Rivers and Romans
Water is vital to life, and many early civilizations sprung up around rivers. They soon figured out that doing their business in the river meant it could be washed away without the need to touch it. This was hugely helpful, as we are an incredibly lazy species when it comes to disposing of our excrement.
But societies continued to grow and expand away from rivers. By now they were used to what we call “waterborne sanitation” so they started to develop the technology to bring the river to them.
Stop. Go to the railing on your left and look down at the river.
In all of history the Ancient Romans hold one of the most notable places for harnessing water in their aqueducts and baths. But along with these public baths they had fabulous flushing public toilets!
At its peak, there were 144 public facilities in Rome.
Roman Toileting, like Roman bathing was a communal activity. 30 or 40 people might have sat together on a long stone bench with keyhole shaped seats. If they were very wealthy their slaves would have sat there first to warm it up.
Once they had done what they needed to do they would take the communal sponge on a stick to wipe their bottoms. This is where we get the phrase “the wrong end of the stick.”
But then the Roman Empire fell. Britain was invaded by waves of Eastern European immigrants: The Angles and the Saxons, who were to become the English.

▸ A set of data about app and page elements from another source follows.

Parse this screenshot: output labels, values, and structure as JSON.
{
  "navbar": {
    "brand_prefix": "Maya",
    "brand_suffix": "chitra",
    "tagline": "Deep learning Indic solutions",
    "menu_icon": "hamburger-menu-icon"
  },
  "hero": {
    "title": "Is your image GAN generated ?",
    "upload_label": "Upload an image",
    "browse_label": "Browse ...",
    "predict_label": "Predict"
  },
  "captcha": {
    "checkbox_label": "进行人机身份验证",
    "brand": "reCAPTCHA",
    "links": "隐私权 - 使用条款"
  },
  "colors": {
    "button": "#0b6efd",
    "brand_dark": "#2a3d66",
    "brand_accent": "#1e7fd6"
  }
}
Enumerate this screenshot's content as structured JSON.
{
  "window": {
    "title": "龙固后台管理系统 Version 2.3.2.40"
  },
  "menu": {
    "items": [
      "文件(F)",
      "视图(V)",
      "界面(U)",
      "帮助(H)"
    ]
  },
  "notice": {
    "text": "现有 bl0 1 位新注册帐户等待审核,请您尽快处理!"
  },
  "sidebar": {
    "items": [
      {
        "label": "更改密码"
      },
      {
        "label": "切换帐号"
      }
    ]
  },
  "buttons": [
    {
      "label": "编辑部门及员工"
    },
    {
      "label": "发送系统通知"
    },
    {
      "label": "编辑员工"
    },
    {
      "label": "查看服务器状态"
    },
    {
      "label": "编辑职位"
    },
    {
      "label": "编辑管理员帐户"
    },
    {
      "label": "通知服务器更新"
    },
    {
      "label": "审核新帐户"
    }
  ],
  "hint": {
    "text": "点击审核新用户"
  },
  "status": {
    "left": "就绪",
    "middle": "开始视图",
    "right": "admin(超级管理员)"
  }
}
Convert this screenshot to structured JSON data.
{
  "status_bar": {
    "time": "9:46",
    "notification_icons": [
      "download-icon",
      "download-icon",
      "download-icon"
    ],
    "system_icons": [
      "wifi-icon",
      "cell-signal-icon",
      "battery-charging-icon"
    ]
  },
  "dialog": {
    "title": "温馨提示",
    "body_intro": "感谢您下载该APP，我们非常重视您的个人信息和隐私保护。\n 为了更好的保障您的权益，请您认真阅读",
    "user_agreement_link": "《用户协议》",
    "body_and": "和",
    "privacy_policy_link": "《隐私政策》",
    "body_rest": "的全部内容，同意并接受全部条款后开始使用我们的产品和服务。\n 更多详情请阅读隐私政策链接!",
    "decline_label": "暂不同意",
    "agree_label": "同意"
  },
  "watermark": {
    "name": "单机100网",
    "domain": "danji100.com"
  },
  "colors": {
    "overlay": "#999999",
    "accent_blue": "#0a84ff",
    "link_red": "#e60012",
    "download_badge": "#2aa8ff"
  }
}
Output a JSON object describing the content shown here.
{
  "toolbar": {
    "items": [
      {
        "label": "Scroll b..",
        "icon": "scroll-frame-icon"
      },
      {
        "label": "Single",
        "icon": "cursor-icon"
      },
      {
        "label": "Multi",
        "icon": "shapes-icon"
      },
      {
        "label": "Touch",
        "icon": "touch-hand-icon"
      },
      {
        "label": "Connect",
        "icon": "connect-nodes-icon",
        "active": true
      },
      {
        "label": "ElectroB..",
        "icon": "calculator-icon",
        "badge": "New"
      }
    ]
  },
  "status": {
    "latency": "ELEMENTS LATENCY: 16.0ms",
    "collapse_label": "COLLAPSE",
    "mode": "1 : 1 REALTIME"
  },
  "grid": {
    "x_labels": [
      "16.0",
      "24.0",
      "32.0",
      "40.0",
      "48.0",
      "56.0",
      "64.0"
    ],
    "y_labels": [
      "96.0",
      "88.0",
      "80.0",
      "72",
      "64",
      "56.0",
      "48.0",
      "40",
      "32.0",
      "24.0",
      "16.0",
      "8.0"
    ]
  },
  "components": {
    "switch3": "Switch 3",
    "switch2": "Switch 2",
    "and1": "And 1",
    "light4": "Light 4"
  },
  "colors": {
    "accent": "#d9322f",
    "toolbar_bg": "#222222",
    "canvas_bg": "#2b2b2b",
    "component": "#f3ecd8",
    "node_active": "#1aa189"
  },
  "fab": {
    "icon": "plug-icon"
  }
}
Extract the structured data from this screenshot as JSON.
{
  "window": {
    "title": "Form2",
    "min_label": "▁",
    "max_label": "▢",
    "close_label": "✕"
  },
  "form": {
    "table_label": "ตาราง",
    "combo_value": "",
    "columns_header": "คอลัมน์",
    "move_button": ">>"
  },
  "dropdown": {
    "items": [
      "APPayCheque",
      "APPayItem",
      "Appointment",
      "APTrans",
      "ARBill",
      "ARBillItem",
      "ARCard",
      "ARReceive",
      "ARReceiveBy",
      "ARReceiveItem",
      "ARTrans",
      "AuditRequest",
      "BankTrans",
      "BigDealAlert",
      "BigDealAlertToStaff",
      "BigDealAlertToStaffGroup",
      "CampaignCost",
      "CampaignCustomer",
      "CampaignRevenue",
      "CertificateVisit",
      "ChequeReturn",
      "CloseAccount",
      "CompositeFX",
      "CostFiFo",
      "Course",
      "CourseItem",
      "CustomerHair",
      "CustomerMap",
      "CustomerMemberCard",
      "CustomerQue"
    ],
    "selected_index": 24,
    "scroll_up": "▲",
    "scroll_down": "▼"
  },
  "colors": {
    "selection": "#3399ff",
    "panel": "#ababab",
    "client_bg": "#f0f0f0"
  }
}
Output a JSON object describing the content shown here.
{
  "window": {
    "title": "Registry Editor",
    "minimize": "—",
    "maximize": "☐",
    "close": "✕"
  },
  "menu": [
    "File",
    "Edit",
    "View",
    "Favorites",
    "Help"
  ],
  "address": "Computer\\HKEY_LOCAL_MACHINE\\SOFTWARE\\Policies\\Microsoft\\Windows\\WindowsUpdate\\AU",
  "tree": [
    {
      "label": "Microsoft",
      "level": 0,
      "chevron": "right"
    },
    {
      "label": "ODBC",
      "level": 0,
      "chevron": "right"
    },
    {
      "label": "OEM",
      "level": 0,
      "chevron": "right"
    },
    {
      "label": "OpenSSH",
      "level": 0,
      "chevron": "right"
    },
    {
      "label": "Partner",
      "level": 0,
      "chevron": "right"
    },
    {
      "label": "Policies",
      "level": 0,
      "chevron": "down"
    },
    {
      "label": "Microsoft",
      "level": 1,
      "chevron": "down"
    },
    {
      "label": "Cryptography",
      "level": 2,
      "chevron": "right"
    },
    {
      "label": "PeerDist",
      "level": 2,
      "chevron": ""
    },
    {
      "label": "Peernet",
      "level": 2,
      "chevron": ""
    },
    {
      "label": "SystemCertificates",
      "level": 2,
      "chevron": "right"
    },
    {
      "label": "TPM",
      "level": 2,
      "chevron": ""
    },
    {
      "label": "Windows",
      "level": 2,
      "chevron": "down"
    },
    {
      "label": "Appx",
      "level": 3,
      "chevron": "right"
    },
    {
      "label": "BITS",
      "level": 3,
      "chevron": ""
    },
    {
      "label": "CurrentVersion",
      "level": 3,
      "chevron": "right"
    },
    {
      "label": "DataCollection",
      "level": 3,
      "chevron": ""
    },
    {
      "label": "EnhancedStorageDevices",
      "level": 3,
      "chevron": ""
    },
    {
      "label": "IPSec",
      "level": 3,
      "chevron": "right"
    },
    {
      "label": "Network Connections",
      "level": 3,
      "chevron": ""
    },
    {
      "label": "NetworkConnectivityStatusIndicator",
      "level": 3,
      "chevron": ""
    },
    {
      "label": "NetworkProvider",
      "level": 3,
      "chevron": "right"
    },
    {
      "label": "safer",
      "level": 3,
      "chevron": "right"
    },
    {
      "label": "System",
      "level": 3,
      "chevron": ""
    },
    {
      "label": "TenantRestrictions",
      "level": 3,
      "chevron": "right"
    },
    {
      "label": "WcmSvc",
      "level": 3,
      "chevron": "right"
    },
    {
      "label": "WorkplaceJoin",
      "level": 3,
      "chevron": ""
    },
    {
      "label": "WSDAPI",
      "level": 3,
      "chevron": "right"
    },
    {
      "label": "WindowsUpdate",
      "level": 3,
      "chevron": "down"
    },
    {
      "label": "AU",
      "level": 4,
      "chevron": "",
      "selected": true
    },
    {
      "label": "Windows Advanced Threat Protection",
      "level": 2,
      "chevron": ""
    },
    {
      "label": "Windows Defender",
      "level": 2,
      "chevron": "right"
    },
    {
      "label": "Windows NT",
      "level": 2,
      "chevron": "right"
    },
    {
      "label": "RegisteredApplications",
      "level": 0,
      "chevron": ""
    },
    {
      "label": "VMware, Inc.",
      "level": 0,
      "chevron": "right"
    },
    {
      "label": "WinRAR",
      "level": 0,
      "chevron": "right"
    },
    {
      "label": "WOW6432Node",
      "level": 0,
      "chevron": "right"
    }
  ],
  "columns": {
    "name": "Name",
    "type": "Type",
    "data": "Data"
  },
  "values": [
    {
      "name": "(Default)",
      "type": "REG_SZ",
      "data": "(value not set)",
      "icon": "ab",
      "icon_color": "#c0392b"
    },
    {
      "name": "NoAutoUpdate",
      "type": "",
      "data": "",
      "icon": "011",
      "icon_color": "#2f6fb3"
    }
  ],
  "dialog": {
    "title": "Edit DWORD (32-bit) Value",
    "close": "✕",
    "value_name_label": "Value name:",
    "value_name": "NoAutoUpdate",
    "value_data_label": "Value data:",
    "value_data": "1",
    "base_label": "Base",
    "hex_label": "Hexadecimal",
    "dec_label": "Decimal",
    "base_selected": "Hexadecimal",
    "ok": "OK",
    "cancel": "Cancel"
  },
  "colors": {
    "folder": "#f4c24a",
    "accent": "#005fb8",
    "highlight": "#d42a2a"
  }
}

They had no interest in waterborne sanitation or didn’t know what it was for, so began tearing down the old structures to make way for their fortresses. They brought with them cesspits, gardrobes, chamber pots, and plunged Great Britain into what one historian termed “The Lavatorial Dark Ages.”
Start walking across the bridge. As we go I’ll take you through the history of the water closet.